Not only is it OK to eat between meals, snacking can actually be good for your child.
"Don't eat between meals." "Don't touch that cookie -- you'll
spoil your dinner!" "Snacking will make you gain weight."
Chances are, you've said something similar to your children - or maybe heard
it from your own mom.
But experts say that snacking on the right foods is not harmful. In
fact, it can have health benefits for kids of all ages.
"Snacking is not a bad thing -- in fact, it's a good thing -- and it can
actually help keep kids from overeating at mealtime," says Netty Levine,
RD, CDE, a dietitian and diabetes educator at Cedars-Sinai Medical Center in
Studies show that snacking during the school day improves both mood and
motivation, and may impact concentration. Snacks may help children maintain
performance during times of high mental demand, like when taking an exam or
making a class presentation.
But even while we're bombarded with choices by the snack food industry, it's
not always easy to find healthy snacks -- much less get your kids to eat them.
To help parents make snack time both healthy and happy for children, experts
who spoke to WebMD offered six simple guidelines.
1. Relax the Food Ties That Bind
While you may have strict nutritional guidelines for breakfast, lunch, and
dinner, experts say snacks are the place to give children some wiggle room.
"I'm a firm believer that you can't be ultra strict when choosing snack
foods, or your child will just go out and eat the really bad stuff on their own
-- and probably a lot more of it," says Levine.
Give them a little of what they like (be it potato chips or candy bars) a
couple of days a week, and you'll have better luck getting them to eat healthy
snacks the rest of the time, she says.
2. Choose the Lesser of the Evils
When it comes to ingredients like sugar and saturated fat, you might think
most commercial snack foods are pretty similar, give or take a gram. But look a
little harder at the label and you may find important differences.
"If, for example, you have two items that are equal in sugar, fat, and
calories, sometimes you'll find that one contains vitamins, minerals, and fiber
while the other doesn't," says Marjorie Livingston, a professor of
nutrition at the Culinary Institute of America in New York.
Opting for the more nutrient-dense snack will help ensure it has some
redeeming value, even if some of the other ingredients are not top nutritional
In addition, Livingston says, keep an eye on the sugar content. Some snacks,
even seemingly healthy ones like flavored yogurt, are way over the top when it
comes to added sweeteners.

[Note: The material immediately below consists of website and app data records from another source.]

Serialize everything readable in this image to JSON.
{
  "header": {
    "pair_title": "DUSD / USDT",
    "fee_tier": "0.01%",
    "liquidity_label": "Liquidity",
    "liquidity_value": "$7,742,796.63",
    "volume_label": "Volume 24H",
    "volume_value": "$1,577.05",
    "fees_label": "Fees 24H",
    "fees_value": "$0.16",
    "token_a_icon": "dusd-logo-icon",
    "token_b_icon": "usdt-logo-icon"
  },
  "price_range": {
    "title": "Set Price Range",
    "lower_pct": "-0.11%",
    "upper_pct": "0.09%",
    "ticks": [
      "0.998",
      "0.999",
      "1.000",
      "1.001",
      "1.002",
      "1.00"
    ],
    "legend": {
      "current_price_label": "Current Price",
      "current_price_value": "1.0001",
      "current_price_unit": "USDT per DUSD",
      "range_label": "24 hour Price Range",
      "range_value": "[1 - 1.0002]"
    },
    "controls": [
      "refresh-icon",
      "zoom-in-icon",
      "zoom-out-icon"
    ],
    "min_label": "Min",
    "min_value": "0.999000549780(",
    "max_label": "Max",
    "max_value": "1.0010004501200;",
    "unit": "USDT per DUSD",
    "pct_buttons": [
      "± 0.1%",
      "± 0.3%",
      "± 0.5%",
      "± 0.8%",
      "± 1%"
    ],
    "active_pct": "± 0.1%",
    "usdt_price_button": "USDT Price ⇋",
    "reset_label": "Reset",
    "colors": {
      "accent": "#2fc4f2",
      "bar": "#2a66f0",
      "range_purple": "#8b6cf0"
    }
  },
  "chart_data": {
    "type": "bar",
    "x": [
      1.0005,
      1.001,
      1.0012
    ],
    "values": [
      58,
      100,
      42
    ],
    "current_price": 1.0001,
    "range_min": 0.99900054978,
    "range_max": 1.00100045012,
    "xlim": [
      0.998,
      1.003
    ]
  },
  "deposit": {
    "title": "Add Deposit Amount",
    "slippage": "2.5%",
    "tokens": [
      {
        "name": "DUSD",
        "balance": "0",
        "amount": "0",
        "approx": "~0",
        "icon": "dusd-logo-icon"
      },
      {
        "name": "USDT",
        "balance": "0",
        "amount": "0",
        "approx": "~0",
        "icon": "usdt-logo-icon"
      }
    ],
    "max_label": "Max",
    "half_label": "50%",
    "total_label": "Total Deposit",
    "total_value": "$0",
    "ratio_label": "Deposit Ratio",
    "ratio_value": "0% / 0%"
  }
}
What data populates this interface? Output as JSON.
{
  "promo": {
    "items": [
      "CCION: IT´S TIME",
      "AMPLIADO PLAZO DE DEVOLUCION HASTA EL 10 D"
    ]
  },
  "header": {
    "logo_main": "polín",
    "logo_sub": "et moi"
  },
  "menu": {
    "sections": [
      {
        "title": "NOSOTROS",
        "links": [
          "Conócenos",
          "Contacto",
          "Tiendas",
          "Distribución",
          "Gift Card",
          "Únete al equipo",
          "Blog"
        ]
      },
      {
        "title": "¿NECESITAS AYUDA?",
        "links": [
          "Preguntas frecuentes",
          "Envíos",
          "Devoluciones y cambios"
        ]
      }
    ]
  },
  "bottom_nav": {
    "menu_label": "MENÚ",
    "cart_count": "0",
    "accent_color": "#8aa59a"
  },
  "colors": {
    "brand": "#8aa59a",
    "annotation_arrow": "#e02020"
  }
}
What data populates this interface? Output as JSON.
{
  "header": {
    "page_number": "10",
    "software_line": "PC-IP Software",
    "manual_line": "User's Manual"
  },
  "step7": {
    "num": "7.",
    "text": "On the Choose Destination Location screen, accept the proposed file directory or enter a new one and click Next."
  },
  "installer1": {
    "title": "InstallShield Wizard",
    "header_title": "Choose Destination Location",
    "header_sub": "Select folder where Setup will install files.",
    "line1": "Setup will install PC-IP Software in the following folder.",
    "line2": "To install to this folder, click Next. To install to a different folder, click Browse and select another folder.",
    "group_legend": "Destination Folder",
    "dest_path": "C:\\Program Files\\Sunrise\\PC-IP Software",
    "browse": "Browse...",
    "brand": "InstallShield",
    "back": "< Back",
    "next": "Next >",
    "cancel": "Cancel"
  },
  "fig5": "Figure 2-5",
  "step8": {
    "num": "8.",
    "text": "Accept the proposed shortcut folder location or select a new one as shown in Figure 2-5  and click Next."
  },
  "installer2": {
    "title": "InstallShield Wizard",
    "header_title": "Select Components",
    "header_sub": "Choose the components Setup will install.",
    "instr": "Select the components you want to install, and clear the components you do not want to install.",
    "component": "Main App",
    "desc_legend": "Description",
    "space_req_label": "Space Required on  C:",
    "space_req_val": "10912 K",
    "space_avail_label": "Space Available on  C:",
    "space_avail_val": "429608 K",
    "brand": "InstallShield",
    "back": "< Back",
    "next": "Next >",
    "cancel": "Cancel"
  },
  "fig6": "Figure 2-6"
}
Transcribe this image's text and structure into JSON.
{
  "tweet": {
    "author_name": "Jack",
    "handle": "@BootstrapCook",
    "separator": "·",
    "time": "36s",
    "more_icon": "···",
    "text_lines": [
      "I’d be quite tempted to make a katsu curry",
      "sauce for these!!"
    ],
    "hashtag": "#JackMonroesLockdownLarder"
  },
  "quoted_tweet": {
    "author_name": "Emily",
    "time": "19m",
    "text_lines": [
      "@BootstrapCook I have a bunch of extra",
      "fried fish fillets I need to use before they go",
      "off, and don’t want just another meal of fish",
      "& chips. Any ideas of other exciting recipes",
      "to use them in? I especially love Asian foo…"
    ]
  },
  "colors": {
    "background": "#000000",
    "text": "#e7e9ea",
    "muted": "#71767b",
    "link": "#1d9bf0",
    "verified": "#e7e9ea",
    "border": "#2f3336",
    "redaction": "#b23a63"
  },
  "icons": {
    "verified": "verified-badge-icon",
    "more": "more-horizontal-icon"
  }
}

"The American Medical Association says that when our sugar intake
exceeds 25% of our total caloric intake, it impacts us nutritionally," says
Livingston. "But the World Health Organization sets the threshold at 10% --
so sugar is an issue to consider."